On the same day that a legislative committee held a hearing on the issue that included discussion of a compromise, the Senate voted to limit the duration of noncompete agreements to six months and prohibit their use for hourly employees.
The Senate voted 32-7 in favor of the compromise offered by Senator William Brownsberger. The vote came after Patrick’s proposal this spring to ban noncompete agreements, which prevent workers who leave jobs from joining rival firms or launching new companies in the same industry, often for a year or longer.
The House previously opted against making changes to the use of noncompete clauses, meaning the issue could get settled during negotiations over the different versions of the economic development bill later this month. Some top lawmakers including House Speaker Robert DeLeo have said they are not convinced a total ban is appropriate.
Earlier on Wednesday, the Joint Committee on Economic Development and Emerging Technologies held the second State House hearing on noncompete agreements, and like at the initial hearing, a number of speakers argued that noncompete agreements stifle innovation and hurt small companies in Massachusetts. Others advocated for the status quo — an outcome favored by some larger companies for retaining talent and protecting intellectual property.
Patrick’s economic development chief, Gregory Bialecki, testified that while he still believes banning noncompete clauses is the best course for the state, he would prefer to see a middle-ground reform over nothing at all.
Representative Joseph F. Wagner, a Chicopee Democrat and House chairman of the committee, said he was glad to see Bialecki’s willingness to compromise. Wagner had begun the hearing by saying he believes a middle ground will be the final outcome.
Meanwhile, Representative Lori Ehrlich, a Marblehead Democrat who has filed a series of bills to ban noncompetes in Massachusetts since 2009, called a compromise “a reasonable place for the Commonwealth to land.”
Ehrlich proposed changes including limiting the duration of noncompete accords to six months and exempting hourly workers, who often are among the lowest paid in the labor force, from noncompete clauses. Among those who testified Tuesday was Colette Buser, who said she signed a noncompete agreement at age 16 to become a counselor at a summer camp in Wellesley, LINX, and since she left has been barred from working at a different camp.
Those who testified from the local technology industry — whose startups and venture capitalists have been among the most vocal opponents of noncompetes — showed little interest in a compromise, however. Andy Palmer, who has invested in and founded numerous local startups including current Cambridge company Tamr, told committee members: “Please pass this bill without compromise.”
California, which has a far larger technology industry than Massachusetts, is also positioned to lure the state’s tech startups and employees because it does not allow noncompete agreements in any form, Palmer said.

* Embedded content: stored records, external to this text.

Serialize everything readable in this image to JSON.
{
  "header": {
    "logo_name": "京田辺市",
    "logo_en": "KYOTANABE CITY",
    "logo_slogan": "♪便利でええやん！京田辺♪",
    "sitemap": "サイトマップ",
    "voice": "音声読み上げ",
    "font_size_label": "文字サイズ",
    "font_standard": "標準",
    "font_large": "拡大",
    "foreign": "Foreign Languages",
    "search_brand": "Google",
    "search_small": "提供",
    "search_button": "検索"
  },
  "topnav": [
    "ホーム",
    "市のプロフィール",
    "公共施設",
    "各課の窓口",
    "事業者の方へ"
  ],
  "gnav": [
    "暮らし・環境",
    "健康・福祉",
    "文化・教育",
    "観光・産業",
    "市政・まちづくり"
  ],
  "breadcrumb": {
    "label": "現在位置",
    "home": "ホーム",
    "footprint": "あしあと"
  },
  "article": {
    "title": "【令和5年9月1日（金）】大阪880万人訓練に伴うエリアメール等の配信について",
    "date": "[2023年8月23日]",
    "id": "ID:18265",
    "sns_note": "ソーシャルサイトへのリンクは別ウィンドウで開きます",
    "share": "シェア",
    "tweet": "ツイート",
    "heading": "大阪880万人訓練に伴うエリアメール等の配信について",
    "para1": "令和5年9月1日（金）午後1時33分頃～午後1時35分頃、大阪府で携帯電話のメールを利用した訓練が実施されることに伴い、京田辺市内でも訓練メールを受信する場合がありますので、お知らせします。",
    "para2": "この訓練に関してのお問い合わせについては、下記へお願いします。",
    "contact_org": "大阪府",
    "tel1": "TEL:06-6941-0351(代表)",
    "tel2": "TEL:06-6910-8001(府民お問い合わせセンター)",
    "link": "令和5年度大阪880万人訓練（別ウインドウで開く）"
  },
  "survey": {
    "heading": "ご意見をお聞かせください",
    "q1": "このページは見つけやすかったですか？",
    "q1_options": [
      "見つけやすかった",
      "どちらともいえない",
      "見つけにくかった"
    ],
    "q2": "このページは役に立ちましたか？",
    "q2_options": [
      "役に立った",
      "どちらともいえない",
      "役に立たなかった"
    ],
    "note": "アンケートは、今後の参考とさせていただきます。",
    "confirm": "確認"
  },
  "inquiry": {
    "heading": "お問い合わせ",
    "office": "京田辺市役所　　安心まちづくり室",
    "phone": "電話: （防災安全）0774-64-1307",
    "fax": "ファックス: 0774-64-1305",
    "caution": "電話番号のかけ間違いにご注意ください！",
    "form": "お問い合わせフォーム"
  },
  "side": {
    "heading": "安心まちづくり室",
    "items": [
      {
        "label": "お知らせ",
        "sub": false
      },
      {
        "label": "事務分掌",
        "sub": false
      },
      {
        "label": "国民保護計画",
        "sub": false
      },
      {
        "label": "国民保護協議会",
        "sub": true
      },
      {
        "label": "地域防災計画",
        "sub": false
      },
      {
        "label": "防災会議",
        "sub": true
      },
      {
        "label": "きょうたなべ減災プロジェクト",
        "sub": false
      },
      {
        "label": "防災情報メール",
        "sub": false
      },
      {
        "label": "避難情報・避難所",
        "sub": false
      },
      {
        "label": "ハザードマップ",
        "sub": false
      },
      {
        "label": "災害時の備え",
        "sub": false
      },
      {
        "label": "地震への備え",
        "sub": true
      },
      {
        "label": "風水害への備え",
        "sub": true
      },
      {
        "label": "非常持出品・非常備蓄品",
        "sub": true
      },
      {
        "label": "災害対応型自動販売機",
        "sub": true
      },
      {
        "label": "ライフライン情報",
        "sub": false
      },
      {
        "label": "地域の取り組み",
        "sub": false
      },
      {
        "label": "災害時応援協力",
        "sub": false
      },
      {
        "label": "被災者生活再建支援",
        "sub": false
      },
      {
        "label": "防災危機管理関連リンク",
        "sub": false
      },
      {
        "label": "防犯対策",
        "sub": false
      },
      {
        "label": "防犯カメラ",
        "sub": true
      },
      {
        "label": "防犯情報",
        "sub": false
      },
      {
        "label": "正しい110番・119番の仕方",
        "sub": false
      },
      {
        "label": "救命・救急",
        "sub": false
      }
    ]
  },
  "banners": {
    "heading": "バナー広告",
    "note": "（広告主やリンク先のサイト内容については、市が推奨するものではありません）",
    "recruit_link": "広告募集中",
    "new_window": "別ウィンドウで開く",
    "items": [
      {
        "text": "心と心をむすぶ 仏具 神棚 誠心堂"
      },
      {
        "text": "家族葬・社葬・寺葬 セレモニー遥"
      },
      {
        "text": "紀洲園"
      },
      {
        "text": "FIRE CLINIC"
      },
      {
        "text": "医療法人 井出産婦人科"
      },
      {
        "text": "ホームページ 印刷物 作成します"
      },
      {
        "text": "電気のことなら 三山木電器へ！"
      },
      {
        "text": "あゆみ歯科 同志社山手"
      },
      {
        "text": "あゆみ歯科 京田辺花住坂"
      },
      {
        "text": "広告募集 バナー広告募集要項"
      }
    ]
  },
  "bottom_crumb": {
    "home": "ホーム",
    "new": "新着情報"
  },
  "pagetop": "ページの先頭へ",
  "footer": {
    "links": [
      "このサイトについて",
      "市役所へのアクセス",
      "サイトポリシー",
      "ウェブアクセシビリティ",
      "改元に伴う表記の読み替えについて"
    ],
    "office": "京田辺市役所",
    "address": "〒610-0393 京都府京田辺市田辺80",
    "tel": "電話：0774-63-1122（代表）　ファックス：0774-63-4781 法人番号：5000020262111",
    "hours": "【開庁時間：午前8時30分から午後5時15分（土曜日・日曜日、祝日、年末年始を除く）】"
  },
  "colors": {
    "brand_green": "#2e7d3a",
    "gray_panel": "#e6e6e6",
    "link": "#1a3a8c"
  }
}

“Please do not make me and folks like me move to California,” he said.
At least one business group that has supported keeping noncompete agreements, Associated Industries of Massachusetts, also showed a lack of enthusiasm about a compromise, saying after the hearing that it sees no need to change the current law.
But following the Senate vote, the group said it is “carefully studying the Senate measure with an eye toward maintaining adequate protections for the intellectual property of employers.”